Saturday, October 15, 2011
Nargis Cyclone and Geo-Spatial Emergency Response for Burma's Delta Region
Geospatial Technological Applications for Emergency Responses for Nargis Cyclone Victims
After Nargis Cycloned smashed Delta area of Lower Burma (Myanmar), the United Nations (UN) was aware of Burma’s transportation and communication systems being broken. The Rapid Mapping, Applications and User Relations of UNOSAT, and the UN Institute for Training and Research (UNITAR) Operational Satellite Applications Programme knew that the concerns and questions about what’s happening in the storm impacted areas could be relatively answered by using geospatial technologies. The UNOSAT contacted Geographic Information System Corps (GISCorps) of the United States, and submitted a request for volunteers.
On May 9, 2008, GISCorps recruited 11 Geographic Information System/Remote Sensing (GIS/RS) volunteers from the US, Canada, Cyprus, and Germany. Using geo-spatial Google Earth™ environment, the volunteers performed change detection Analysis for various features such as roads, bridges, buildings, villages, monasteries, etc. A total of 6,500 features were collected. The volunteers compared the pre-disaster and post-disaster satellite imageries provided by Google™. On May 21, 2008, 22 GISCorps volunteers from Taiwan, USA, Canada, Norway and Germany collected 54,000 features in this second phase. Buildings and monasteries were detected from the pre-disaster satellite imageries. (http://www.giscorps.org/index.php?option=com_content&task=view&id=71&Itemid=63)
For processing and analysis of pre- and post-cyclone images by the GISCorps volunteers were made possible by Google Earth™, converted data furnished by the US Government through the Pacific Disaster Centre, the best possible imagery available from the major vendors, and Google™ and UN connected personnel with expertise in remote sensing. (http://www.giscorps.org /index.php?option=com_content&task=view&id=74&Itemid=63)
On May 21, 2008, 22 GISCorps volunteers from Taiwan, USA, Canada, Norway and Germany collected 54,000 features in this second phase. Buildings and monasteries were detected from the pre-disaster satellite imageries.
Burmese Communities' Participation
The author was fortunate to volunteer with GISCorps. The mission was set to collect specific features on the satellite imageries fast and furious rate – digitizing as many points as possible in seven to ten days. Granted by the GISCorps leadership to give input to their decision making process, I pointed out about key element for assemble points of the flood/storm victims in data collection – the monasteries and pagodas. We, the Burmese, know that pagodas (stupas) are visible in any geographical environment because they are tall structures, and commonly built on the higher grounds. Villagers and urbanites alike seek shelters at the Buddhist monasteries when they need help. The GISCorps kindly allowed me to spearhead on digitizing pagodas and monasteries in the cyclone impacted areas. Another task assigned to us was to digitize each and every building in east Rangoon (Yangon).

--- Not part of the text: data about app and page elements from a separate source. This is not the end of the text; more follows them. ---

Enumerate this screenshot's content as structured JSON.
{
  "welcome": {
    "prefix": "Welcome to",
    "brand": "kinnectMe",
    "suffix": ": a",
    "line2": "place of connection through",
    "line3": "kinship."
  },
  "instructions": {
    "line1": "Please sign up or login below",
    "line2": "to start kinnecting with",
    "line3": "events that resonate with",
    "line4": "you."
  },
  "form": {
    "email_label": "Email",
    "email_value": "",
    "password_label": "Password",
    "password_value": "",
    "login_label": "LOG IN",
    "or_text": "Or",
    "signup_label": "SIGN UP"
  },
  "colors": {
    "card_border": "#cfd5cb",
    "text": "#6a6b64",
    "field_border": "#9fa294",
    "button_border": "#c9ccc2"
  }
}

Technically, it was a simple task on Google - tagging a pin (adding placemarks) on each feature such as a pagoda, building or monastery; but it was too many to digitize and so tedious. Therefore, I took the liberty of recruiting additional volunteers within the Burmese community. Thankfully, the challenge was taken up by Zarni Kyaw (Calgary, Canada), James Chao (San Francisco, USA), Linda Sue (Pleasanton, USA), and James Walker (Pleasanton, USA). The group donated hundreds of hours in digitizing many thousands of points within the given time frame. And, also thanks to Einar Bjorgo (UNOSAT), GISCorps members of the Board, and special thanks to the GISCorps volunteers on this project!

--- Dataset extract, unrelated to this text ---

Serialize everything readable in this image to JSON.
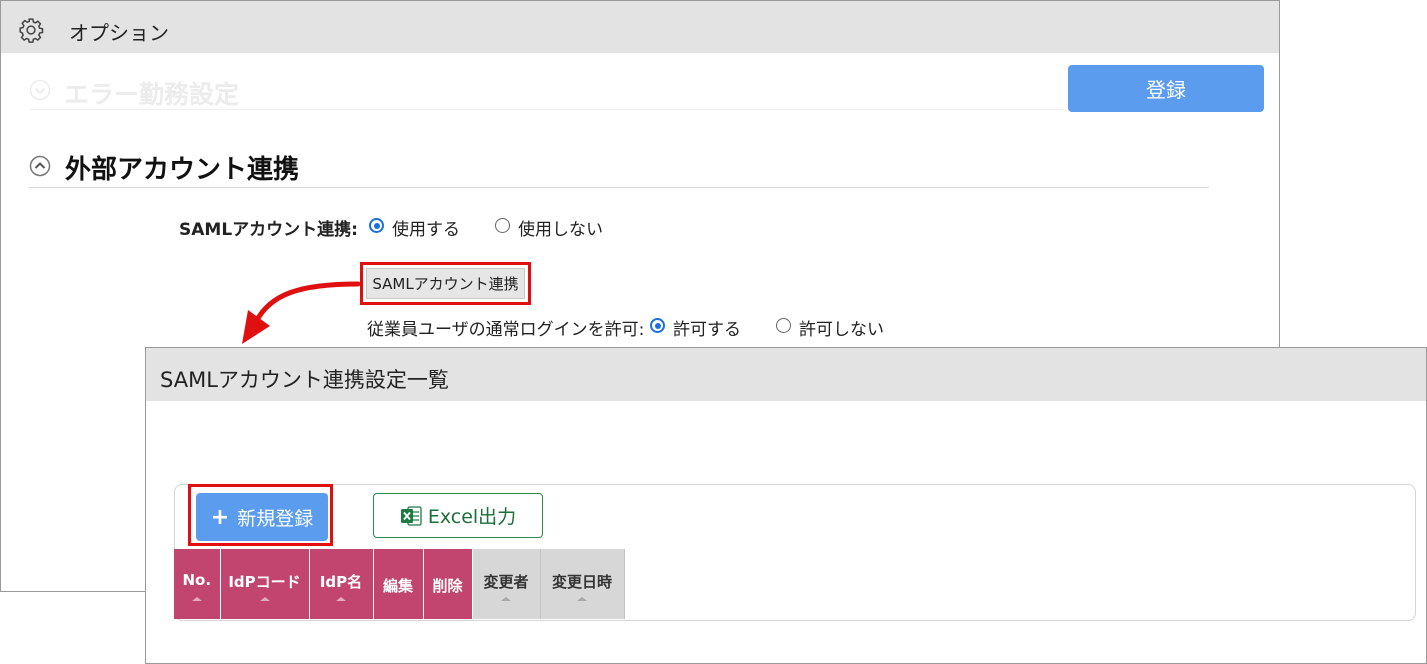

Note: Each digitized point for assembly places (pagodas and monasteries) maintained Latitude and Longitude coordinates. In the cyclone affected zone was flood and all means of transportation was broken down at that time. This dataset on possible assembly points could have been most helpful in the efforts to rescue and provide emergency supplies by air drops. We were appalled by the Burmese military regime’s refusal to accept international help and assistance while they barely helped the cyclone victims.
The followings depict the images of before and after shots of villages affected by Nargis Cyclone (upper), and one example of the Damage Assessment Maps issued by the UNOSAT.

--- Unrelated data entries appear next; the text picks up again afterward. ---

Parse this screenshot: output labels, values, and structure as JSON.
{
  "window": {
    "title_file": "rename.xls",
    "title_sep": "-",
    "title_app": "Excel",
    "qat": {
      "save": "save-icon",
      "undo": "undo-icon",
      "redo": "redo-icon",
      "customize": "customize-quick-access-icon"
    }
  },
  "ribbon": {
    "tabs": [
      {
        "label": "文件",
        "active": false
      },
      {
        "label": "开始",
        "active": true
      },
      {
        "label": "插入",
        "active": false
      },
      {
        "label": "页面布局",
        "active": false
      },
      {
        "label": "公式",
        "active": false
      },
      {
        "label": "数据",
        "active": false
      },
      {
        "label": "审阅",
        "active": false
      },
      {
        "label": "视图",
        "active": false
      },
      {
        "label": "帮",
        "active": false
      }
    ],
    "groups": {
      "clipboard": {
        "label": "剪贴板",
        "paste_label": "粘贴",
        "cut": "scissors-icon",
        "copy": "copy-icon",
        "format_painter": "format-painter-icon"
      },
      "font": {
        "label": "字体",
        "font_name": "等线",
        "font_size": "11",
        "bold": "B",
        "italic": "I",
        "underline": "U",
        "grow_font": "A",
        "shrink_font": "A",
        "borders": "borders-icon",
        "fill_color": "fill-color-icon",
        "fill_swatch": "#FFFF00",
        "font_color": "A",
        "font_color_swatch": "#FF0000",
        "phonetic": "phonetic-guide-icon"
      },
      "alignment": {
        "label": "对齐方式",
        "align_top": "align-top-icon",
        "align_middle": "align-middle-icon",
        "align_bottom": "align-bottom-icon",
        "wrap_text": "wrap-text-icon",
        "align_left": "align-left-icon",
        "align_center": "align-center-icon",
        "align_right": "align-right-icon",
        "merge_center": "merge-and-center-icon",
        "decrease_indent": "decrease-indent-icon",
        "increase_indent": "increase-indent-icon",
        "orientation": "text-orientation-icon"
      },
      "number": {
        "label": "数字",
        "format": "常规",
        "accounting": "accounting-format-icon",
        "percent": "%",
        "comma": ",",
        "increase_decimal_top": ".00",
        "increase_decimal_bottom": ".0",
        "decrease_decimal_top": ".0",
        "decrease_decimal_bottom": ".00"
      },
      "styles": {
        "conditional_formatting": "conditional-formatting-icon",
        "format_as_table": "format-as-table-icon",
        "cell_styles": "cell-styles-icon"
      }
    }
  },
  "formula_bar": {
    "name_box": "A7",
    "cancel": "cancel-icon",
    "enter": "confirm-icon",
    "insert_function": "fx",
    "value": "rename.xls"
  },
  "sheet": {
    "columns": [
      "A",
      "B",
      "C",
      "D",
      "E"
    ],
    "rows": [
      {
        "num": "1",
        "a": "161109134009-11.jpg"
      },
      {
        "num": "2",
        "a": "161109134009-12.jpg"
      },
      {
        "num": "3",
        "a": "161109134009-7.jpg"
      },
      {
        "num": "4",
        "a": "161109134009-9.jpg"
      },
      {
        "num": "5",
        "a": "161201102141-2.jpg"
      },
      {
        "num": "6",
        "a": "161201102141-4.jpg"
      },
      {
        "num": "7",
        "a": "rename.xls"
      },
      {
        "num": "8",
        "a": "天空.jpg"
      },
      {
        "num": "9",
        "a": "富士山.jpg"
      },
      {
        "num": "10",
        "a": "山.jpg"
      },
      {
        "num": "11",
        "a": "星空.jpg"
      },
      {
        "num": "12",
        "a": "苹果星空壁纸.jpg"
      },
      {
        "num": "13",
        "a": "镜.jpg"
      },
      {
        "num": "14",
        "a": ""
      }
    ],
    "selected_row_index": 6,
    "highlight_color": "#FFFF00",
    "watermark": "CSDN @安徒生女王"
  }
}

Credits: The UN-UNOSAT, GISCorps, GISCorps Volunteers on 2008 Myanmar (Burma) Cyclone’s Mission, Zarni Kyaw (Canada), James Chao, Linda Sue, James Walker, the Google, and for all those photos posted in various websites.
posted ~ November 30, 2010 by winners' circle
Reestablished this blog on October 15, 2011.